Even when conditions are cloudy, the sun is still dangerous in the mountains. While UV light can be stopped by some clouds (alto-cumulus), cirrus clouds have no filtration effect at all. Fog lets through 50% of sunlight and you often find yourself in the top layer of the clouds where light intensity is very high due to diffraction. The risks are therefore just as high as in fine weather.
In addition to sun, both wind and cold either at altitude or in polar regions can cause several risks for your eyes if they are not protected with goggles or sunglasses.
The most common problems
- Photokeratisis or snow blindness, which is due to erosion of the cells covering the cornea caused by prolonged exposure to UVB.
- Erytropsia: exhaustion of the retina resulting from prolonged exposure to intense light stimulation.
- "White out" syndrome is the name for freezing of the eyelids in extreme cold: tearing, loss of perception of terrain and photophobia.
- Freezing of the cornea can cause irreversible necroses if it is not treated rapidly.
These disorders reveal two major functions essential for mountain sunglasses: stopping UVB rays and wrapping around the face.
The importance of your choice of frame
In addition to protecting your eyes against harmful sunlight, you also need to protect them against wind, cold and anything that could obstruct your vision such as snow. We strongly recommend you choose a curved frame that wraps nicely around with side shields to provide full protection. Adjustable temples are a good option to be sure that they hold well or opt for slim temples that slip very easily under a cap or hat. A strap can be a good accessory to reduce the chances of losing your glasses and give you maximum hold.
Lenses: category 4 is the logical choice
Without hesitation, for high mountains, we recommend the maximum filter category that lets through only 3 to 8% of visible light. At Julbo, we have category 4 lenses made from different materials; it's up to you to choose based on their technical characteristics and your budget. Presentation.

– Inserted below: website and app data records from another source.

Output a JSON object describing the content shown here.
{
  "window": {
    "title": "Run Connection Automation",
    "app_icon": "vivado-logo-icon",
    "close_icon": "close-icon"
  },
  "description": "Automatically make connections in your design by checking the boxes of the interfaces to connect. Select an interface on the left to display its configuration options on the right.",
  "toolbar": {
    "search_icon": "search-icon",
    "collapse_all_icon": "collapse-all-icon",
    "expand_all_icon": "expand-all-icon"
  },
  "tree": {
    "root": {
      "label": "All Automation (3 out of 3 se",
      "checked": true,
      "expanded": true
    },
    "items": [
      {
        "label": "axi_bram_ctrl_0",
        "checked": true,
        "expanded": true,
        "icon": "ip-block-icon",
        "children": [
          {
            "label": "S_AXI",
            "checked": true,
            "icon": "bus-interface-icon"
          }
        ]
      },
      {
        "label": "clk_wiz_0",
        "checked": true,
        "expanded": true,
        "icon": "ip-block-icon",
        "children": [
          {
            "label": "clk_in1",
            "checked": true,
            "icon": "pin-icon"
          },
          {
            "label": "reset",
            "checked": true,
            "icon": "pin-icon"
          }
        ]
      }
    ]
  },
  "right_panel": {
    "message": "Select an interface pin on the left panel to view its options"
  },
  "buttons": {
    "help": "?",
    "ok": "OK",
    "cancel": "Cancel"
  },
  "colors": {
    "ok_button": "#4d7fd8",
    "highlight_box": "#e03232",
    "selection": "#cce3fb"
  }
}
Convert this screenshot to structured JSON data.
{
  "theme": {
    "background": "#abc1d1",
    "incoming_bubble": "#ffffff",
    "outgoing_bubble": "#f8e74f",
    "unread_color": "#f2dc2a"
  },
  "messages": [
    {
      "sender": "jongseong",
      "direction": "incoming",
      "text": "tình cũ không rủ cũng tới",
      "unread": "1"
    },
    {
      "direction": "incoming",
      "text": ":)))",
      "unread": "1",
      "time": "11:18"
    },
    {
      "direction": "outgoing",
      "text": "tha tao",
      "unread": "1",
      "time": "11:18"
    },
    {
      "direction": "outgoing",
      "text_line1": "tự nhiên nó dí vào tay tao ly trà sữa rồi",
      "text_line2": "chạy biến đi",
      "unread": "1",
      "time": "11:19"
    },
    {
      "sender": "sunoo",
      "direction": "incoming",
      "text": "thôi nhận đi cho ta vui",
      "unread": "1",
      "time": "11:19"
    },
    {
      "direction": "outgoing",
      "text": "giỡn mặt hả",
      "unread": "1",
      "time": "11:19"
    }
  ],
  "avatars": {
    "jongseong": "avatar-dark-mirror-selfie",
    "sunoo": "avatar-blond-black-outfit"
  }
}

- Alti Arc: cat. 4 - visible light transmission: 7%. The only mineral lens in our range and in terms of optical quality, there's nothing better! Highly scratch-resistant, its only weak points are its weight and its fragility in case of impact (risk of breakage).

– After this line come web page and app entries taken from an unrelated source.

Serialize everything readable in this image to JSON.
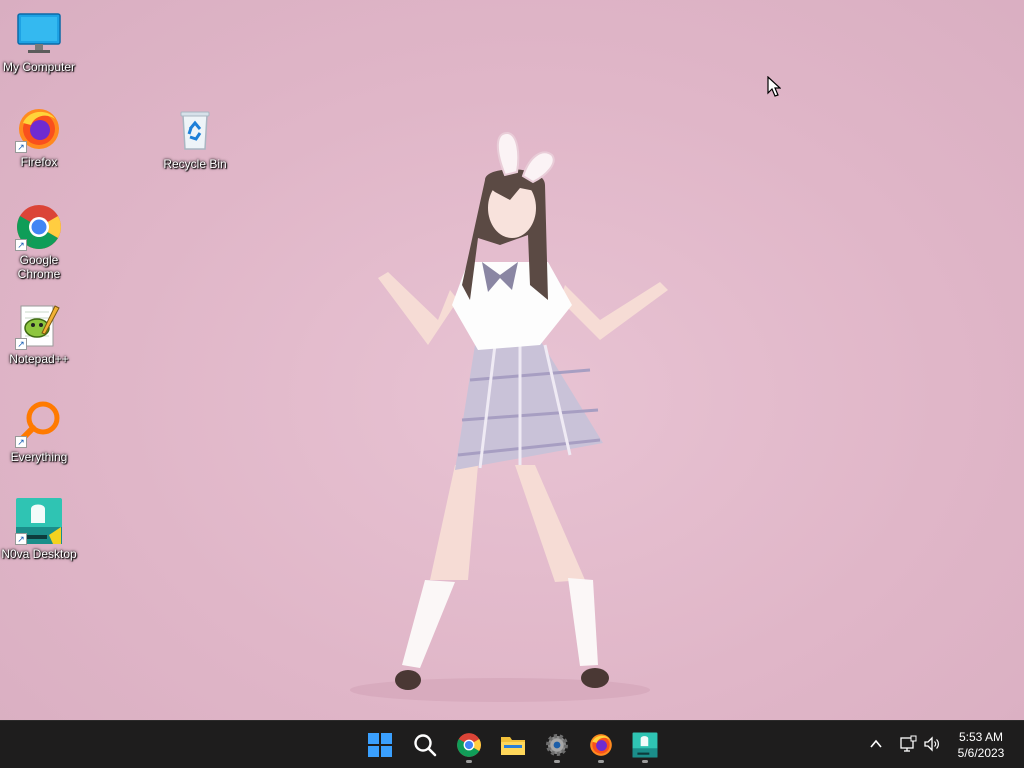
{
  "desktop": {
    "background_color": "#e2b9ca",
    "icons": [
      {
        "label": "My Computer",
        "icon": "monitor-icon"
      },
      {
        "label": "Firefox",
        "icon": "firefox-icon"
      },
      {
        "label": "Recycle Bin",
        "icon": "recycle-bin-icon"
      },
      {
        "label": "Google Chrome",
        "icon": "chrome-icon"
      },
      {
        "label": "Notepad++",
        "icon": "notepad-plus-plus-icon"
      },
      {
        "label": "Everything",
        "icon": "everything-search-icon"
      },
      {
        "label": "N0va Desktop",
        "icon": "n0va-desktop-icon"
      }
    ]
  },
  "taskbar": {
    "background_color": "#1e1d1d",
    "pinned": [
      {
        "name": "Start",
        "icon": "windows-start-icon"
      },
      {
        "name": "Search",
        "icon": "search-icon"
      },
      {
        "name": "Google Chrome",
        "icon": "chrome-icon"
      },
      {
        "name": "File Explorer",
        "icon": "folder-icon"
      },
      {
        "name": "Settings",
        "icon": "gear-icon"
      },
      {
        "name": "Firefox",
        "icon": "firefox-icon"
      },
      {
        "name": "N0va Desktop",
        "icon": "n0va-desktop-icon"
      }
    ],
    "tray": {
      "overflow_icon": "chevron-up-icon",
      "network_icon": "network-icon",
      "volume_icon": "speaker-icon"
    },
    "clock": {
      "time": "5:53 AM",
      "date": "5/6/2023"
    }
  }
}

- Spectron 4 is a cat. 4 polycarbonate lens (5%). Light, resistant and unbreakable, it has been designed to offer powerful protection for mountain trekking and mountaineering. It is however less scratch-resistant than a mineral lens.
- NXT© photochromic REACTIV lenses: they adapt to changes in light levels, which is ideal when switching from sunny to shady zones. It's also the perfect combination of the advantages of mineral and polycarbonate lenses: optical quality, scratch-resistance, strength and lightness. Their NTS (Non Temperature Sensitive) technology guarantees a constant photochromic range, whatever the outside temperature
- Cameleon: cat. 2 to 4 photochromic and polarized lens (5-20%). In addition to growing darker and lighter depending on ambient light levels, it eliminates glare from reflective surfaces. Its brown colour offers excellent perception of the surface of the snow and improves contrast.
- Zebra: cat. 2 to 4 photochromic lens (7-35%). This yellow lens increases light levels and offers excellent depth perception. It is lighter-coloured with a wider photochromic lens than the Cameleon.
Our sunglasses are designed for the high mountain